“The Forces Sweetheart,” Dame Vera Lynn, Aged 99, Honored By British Queen For Her Services In WW2

“We’ll meet again, don’t know where, don’t know when, but I know we’ll meet again some sunny day,” crackled out over the radio during WWII. The iconic voice behind this refrain, along with many other forces favorites belonged to “The Forces Sweetheart,” Vera Lynn.

Vera Margaret Welch was born on the 20th March 1917 in East Ham, Sussex and started performing on the stage at age seven when she adopted her grandmother’s name as her stage name, and she was forever known professionally as Vera Lynn.
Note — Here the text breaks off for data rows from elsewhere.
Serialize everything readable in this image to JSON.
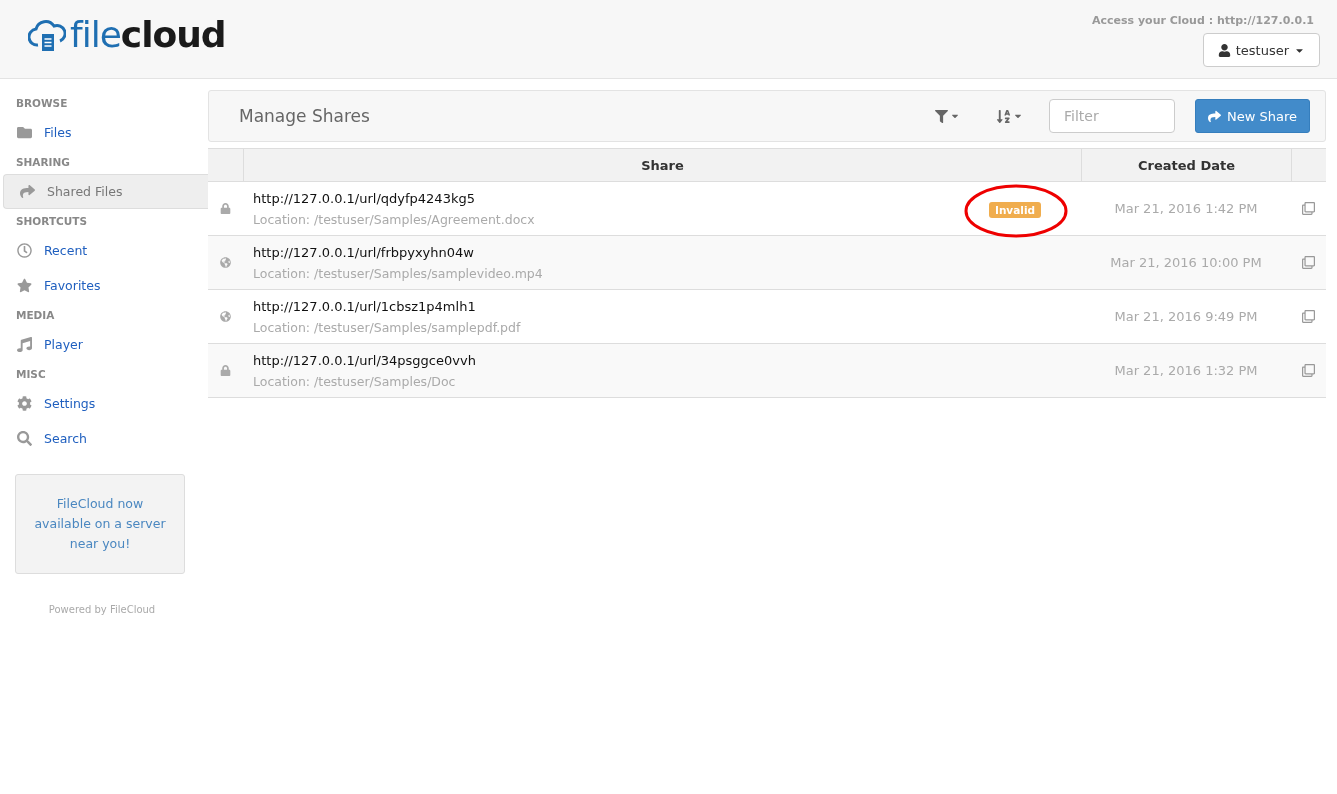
{
  "logo": {
    "light": "file",
    "bold": "cloud"
  },
  "header": {
    "access_text": "Access your Cloud : http://127.0.0.1",
    "user_button": "testuser"
  },
  "sidebar": {
    "sections": [
      {
        "heading": "BROWSE",
        "items": [
          {
            "label": "Files",
            "selected": false
          }
        ]
      },
      {
        "heading": "SHARING",
        "items": [
          {
            "label": "Shared Files",
            "selected": true
          }
        ]
      },
      {
        "heading": "SHORTCUTS",
        "items": [
          {
            "label": "Recent",
            "selected": false
          },
          {
            "label": "Favorites",
            "selected": false
          }
        ]
      },
      {
        "heading": "MEDIA",
        "items": [
          {
            "label": "Player",
            "selected": false
          }
        ]
      },
      {
        "heading": "MISC",
        "items": [
          {
            "label": "Settings",
            "selected": false
          },
          {
            "label": "Search",
            "selected": false
          }
        ]
      }
    ],
    "promo": "FileCloud now available on a server near you!",
    "footer": "Powered by FileCloud"
  },
  "toolbar": {
    "title": "Manage Shares",
    "filter_placeholder": "Filter",
    "new_button": "New Share"
  },
  "table": {
    "columns": [
      "Share",
      "Created Date"
    ],
    "rows": [
      {
        "kind": "private",
        "url": "http://127.0.0.1/url/qdyfp4243kg5",
        "location": "Location: /testuser/Samples/Agreement.docx",
        "badge": "Invalid",
        "date": "Mar 21, 2016 1:42 PM"
      },
      {
        "kind": "public",
        "url": "http://127.0.0.1/url/frbpyxyhn04w",
        "location": "Location: /testuser/Samples/samplevideo.mp4",
        "date": "Mar 21, 2016 10:00 PM"
      },
      {
        "kind": "public",
        "url": "http://127.0.0.1/url/1cbsz1p4mlh1",
        "location": "Location: /testuser/Samples/samplepdf.pdf",
        "date": "Mar 21, 2016 9:49 PM"
      },
      {
        "kind": "private",
        "url": "http://127.0.0.1/url/34psggce0vvh",
        "location": "Location: /testuser/Samples/Doc",
        "date": "Mar 21, 2016 1:32 PM"
      }
    ]
  }
}
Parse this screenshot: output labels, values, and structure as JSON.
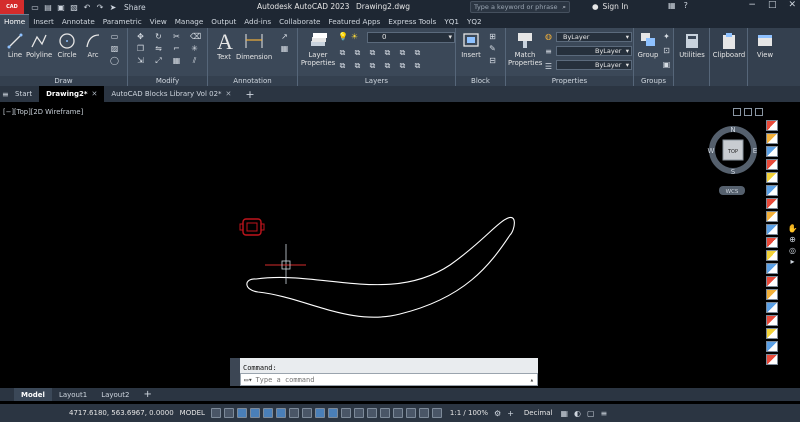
{
  "titlebar": {
    "app_badge": "CAD",
    "share_label": "Share",
    "app_title": "Autodesk AutoCAD 2023",
    "file_name": "Drawing2.dwg",
    "search_placeholder": "Type a keyword or phrase",
    "signin_label": "Sign In"
  },
  "ribbon_tabs": [
    "Home",
    "Insert",
    "Annotate",
    "Parametric",
    "View",
    "Manage",
    "Output",
    "Add-ins",
    "Collaborate",
    "Featured Apps",
    "Express Tools",
    "YQ1",
    "YQ2"
  ],
  "ribbon": {
    "draw": {
      "label": "Draw",
      "tools": [
        "Line",
        "Polyline",
        "Circle",
        "Arc"
      ]
    },
    "modify": {
      "label": "Modify"
    },
    "annotation": {
      "label": "Annotation",
      "tools": [
        "Text",
        "Dimension"
      ]
    },
    "layers": {
      "label": "Layers",
      "tool_line1": "Layer",
      "tool_line2": "Properties",
      "current_layer": "0"
    },
    "block": {
      "label": "Block",
      "tool": "Insert"
    },
    "properties": {
      "label": "Properties",
      "tool_line1": "Match",
      "tool_line2": "Properties",
      "color": "ByLayer",
      "linetype": "ByLayer",
      "lineweight": "ByLayer"
    },
    "groups": {
      "label": "Groups",
      "tool": "Group"
    },
    "utilities": "Utilities",
    "clipboard": "Clipboard",
    "view": "View"
  },
  "file_tabs": [
    {
      "label": "Start"
    },
    {
      "label": "Drawing2*"
    },
    {
      "label": "AutoCAD Blocks Library Vol 02*"
    }
  ],
  "viewport": {
    "label": "[−][Top][2D Wireframe]",
    "viewcube": {
      "n": "N",
      "s": "S",
      "e": "E",
      "w": "W",
      "face": "TOP",
      "wcs": "WCS"
    }
  },
  "command": {
    "history": "Command:",
    "placeholder": "Type a command"
  },
  "layout_tabs": [
    "Model",
    "Layout1",
    "Layout2"
  ],
  "status": {
    "coordinates": "4717.6180, 563.6967, 0.0000",
    "space": "MODEL",
    "scale": "1:1 / 100%",
    "units": "Decimal"
  },
  "colors": {
    "accent": "#3b4858",
    "drawing_stroke": "#ffffff",
    "selected_block": "#c0141c",
    "crosshair": "#d42c2c"
  }
}
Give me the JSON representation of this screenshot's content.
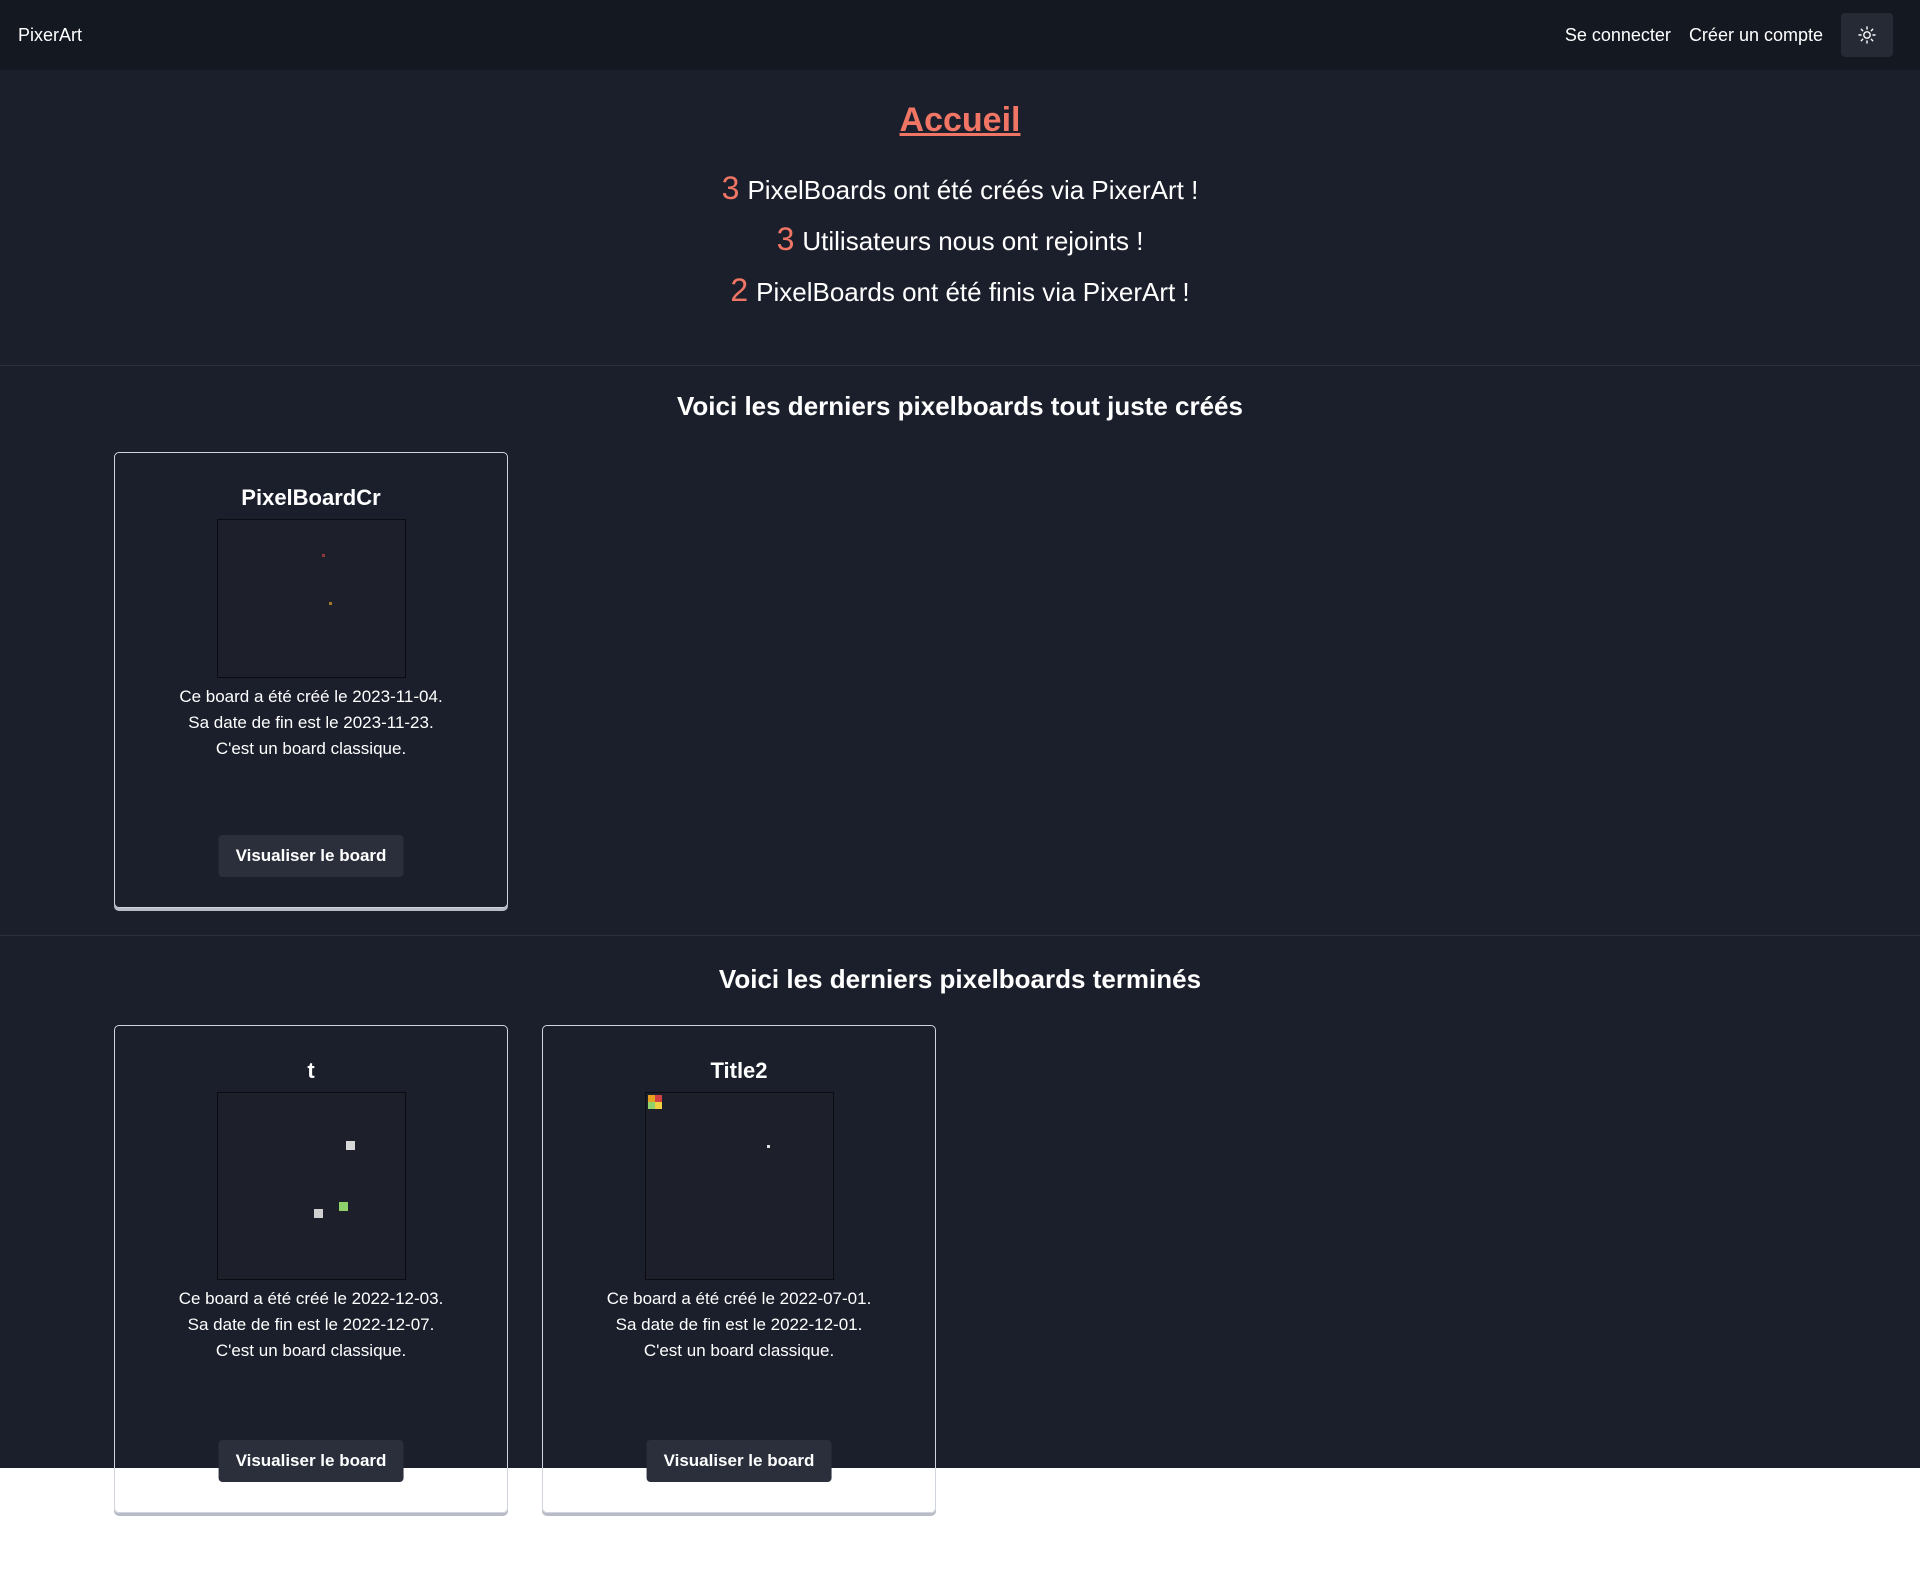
{
  "navbar": {
    "brand": "PixerArt",
    "login_label": "Se connecter",
    "signup_label": "Créer un compte",
    "theme_icon": "sun-icon"
  },
  "hero": {
    "title": "Accueil",
    "stats": [
      {
        "value": "3",
        "text": "PixelBoards ont été créés via PixerArt !"
      },
      {
        "value": "3",
        "text": "Utilisateurs nous ont rejoints !"
      },
      {
        "value": "2",
        "text": "PixelBoards ont été finis via PixerArt !"
      }
    ]
  },
  "recent_created": {
    "title": "Voici les derniers pixelboards tout juste créés",
    "boards": [
      {
        "title": "PixelBoardCr",
        "line1": "Ce board a été créé le 2023-11-04.",
        "line2": "Sa date de fin est le 2023-11-23.",
        "line3": "C'est un board classique.",
        "button": "Visualiser le board"
      }
    ]
  },
  "recent_finished": {
    "title": "Voici les derniers pixelboards terminés",
    "boards": [
      {
        "title": "t",
        "line1": "Ce board a été créé le 2022-12-03.",
        "line2": "Sa date de fin est le 2022-12-07.",
        "line3": "C'est un board classique.",
        "button": "Visualiser le board"
      },
      {
        "title": "Title2",
        "line1": "Ce board a été créé le 2022-07-01.",
        "line2": "Sa date de fin est le 2022-12-01.",
        "line3": "C'est un board classique.",
        "button": "Visualiser le board"
      }
    ]
  },
  "colors": {
    "accent": "#f07565",
    "background": "#1b1f2b",
    "navbar": "#141821"
  }
}
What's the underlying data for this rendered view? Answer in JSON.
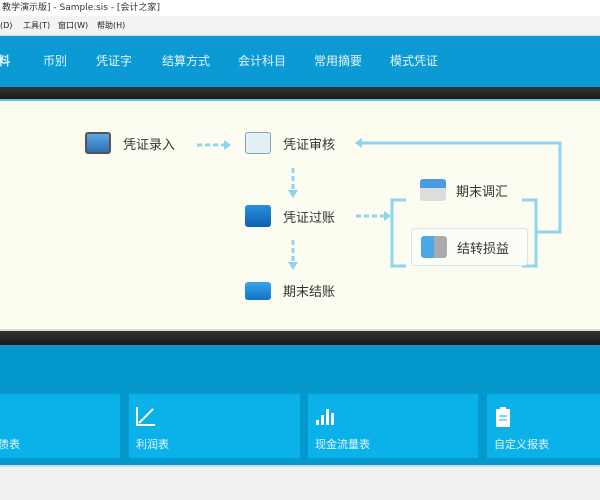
{
  "window": {
    "title": "教学演示版] - Sample.sis - [会计之家]"
  },
  "menu": {
    "items": [
      "(D)",
      "工具(T)",
      "窗口(W)",
      "帮助(H)"
    ]
  },
  "toolbar": {
    "items": [
      "料",
      "币别",
      "凭证字",
      "结算方式",
      "会计科目",
      "常用摘要",
      "模式凭证"
    ]
  },
  "flow": {
    "voucher_entry": "凭证录入",
    "voucher_audit": "凭证审核",
    "voucher_post": "凭证过账",
    "period_close": "期末结账",
    "period_exchange": "期末调汇",
    "transfer_pl": "结转损益"
  },
  "reports": {
    "items": [
      {
        "label": "债表",
        "icon": "balance-sheet-icon"
      },
      {
        "label": "利润表",
        "icon": "line-chart-icon"
      },
      {
        "label": "现金流量表",
        "icon": "bar-chart-icon"
      },
      {
        "label": "自定义报表",
        "icon": "clipboard-icon"
      }
    ]
  },
  "colors": {
    "toolbar": "#0b9ad3",
    "panel": "#fdfcf0",
    "tile": "#0bb2ea",
    "connector": "#8fd3ee"
  }
}
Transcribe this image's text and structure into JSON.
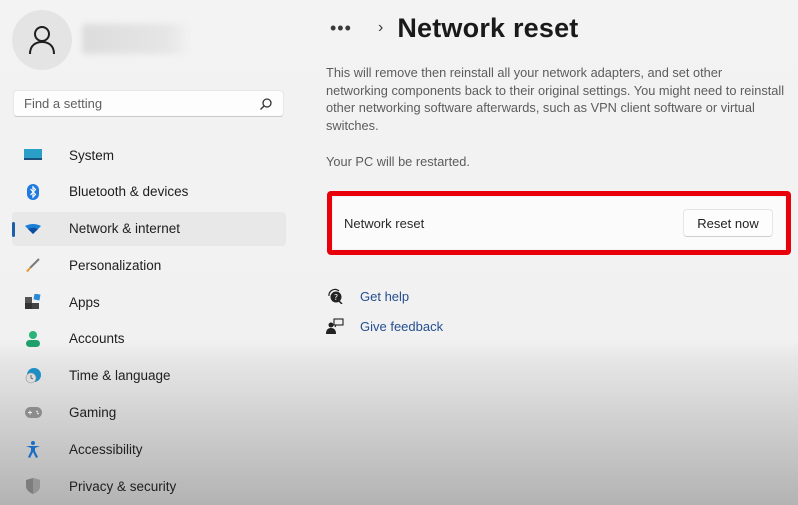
{
  "sidebar": {
    "search": {
      "placeholder": "Find a setting",
      "value": ""
    },
    "items": [
      {
        "label": "System",
        "icon": "monitor-icon",
        "active": false
      },
      {
        "label": "Bluetooth & devices",
        "icon": "bluetooth-icon",
        "active": false
      },
      {
        "label": "Network & internet",
        "icon": "wifi-icon",
        "active": true
      },
      {
        "label": "Personalization",
        "icon": "brush-icon",
        "active": false
      },
      {
        "label": "Apps",
        "icon": "apps-icon",
        "active": false
      },
      {
        "label": "Accounts",
        "icon": "person-icon",
        "active": false
      },
      {
        "label": "Time & language",
        "icon": "globe-clock-icon",
        "active": false
      },
      {
        "label": "Gaming",
        "icon": "gamepad-icon",
        "active": false
      },
      {
        "label": "Accessibility",
        "icon": "accessibility-icon",
        "active": false
      },
      {
        "label": "Privacy & security",
        "icon": "shield-icon",
        "active": false
      }
    ]
  },
  "header": {
    "overflow_label": "•••",
    "separator": "›",
    "title": "Network reset"
  },
  "main": {
    "description": "This will remove then reinstall all your network adapters, and set other networking components back to their original settings. You might need to reinstall other networking software afterwards, such as VPN client software or virtual switches.",
    "restart_note": "Your PC will be restarted.",
    "card": {
      "label": "Network reset",
      "button_label": "Reset now"
    },
    "links": [
      {
        "label": "Get help",
        "icon": "help-icon"
      },
      {
        "label": "Give feedback",
        "icon": "feedback-icon"
      }
    ]
  },
  "colors": {
    "accent": "#1f5ea8",
    "highlight": "#e8000b",
    "link": "#254f8f"
  }
}
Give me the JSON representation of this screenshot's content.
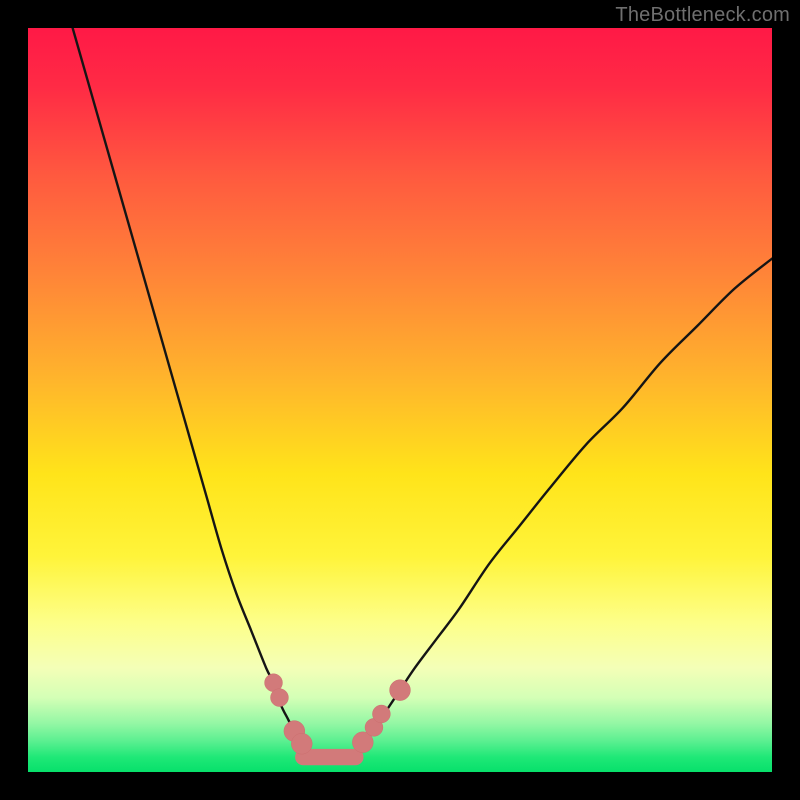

In 1939 she recorded the hit “We’ll Meet Again” which became wildly popular during the dark days of the war and became synonymous with that period in history. She was voted the most popular musical performer by British servicemen in a poll conducted by the Daily Express, and this led to her moniker of “The Forces Sweetheart”.

In 1941 she took the microphone as hostess of her radio show, Sincerely Yours, in which she sent messages from family in the UK to the troops serving overseas. During the war, she travelled extensively, putting on shows to boost the morale and to entertain the troops. She travelled to Egypt, India, and in 1944 she entertained troops in Burma before the Battle of Kohima. She was awarded the Burma Star for the work she did entertaining the troops conducting the irregular war against the Japanese occupying Burma.

Lynn sings at a munitions factory in 1941.
Lynn sings at a munitions factory in 1941.

She remained popular after WWII and was a regular on radio both in the UK and America. She is the oldest person to have an album in the UK top 20 charts, which she attained at age 97 with her album Vera Lynn: National Treasure – The Ultimate Collection, which reached No 13. This album of WWII favorites was released to mark the 70th Anniversary of the D-Day landings. Vera Lynn has also contributed greatly to many charities serving children, ex-servicemen and cancer sufferers.

Vera Lynn has received many awards over the years; she received her OBE in 1969 and became a Dame of the British Empire in 1975. She was given the Freedom of the City of London in 1978 and made an Officer of the Order of Saint John in 1998. In 2000 she was voted as the Briton who best exemplified the Spirit of the 20th Century, receiving a special award for this.

Dame Vera Lynn in 1973 Photo Credit
Dame Vera Lynn Allan Warren in 1973 Photo Credit

This year, she received another honor: was named as Member of the Order of the Companions of Honor in the latest Queen’s Birthday Honors List. Dame Vera, aged 99, was unable to attend her investiture at Buckingham Palace so the award was given to her at a ceremony at her home in Ditchling, near Brighton, by Peter Field, the Lord Lieutenant of East Sussex and Carola Godman Irvine, the Deputy Lord Lieutenant. The citation highlighted Dame Vera as the “the voice of hope” during the darkest days of the Second World War and emphasised the charity work that she has undertaken for the past 80 years.

Dame Vera was delighted and humbled by this latest honor saying, “In accepting this award, I do so in remembrance of all our wonderful, brave boys who made the ultimate sacrifice for our freedom, and also in honor of all the children affected by cerebral palsy.”


Ian Harvey

Ian Harvey is one of the authors writing for WAR HISTORY ONLINE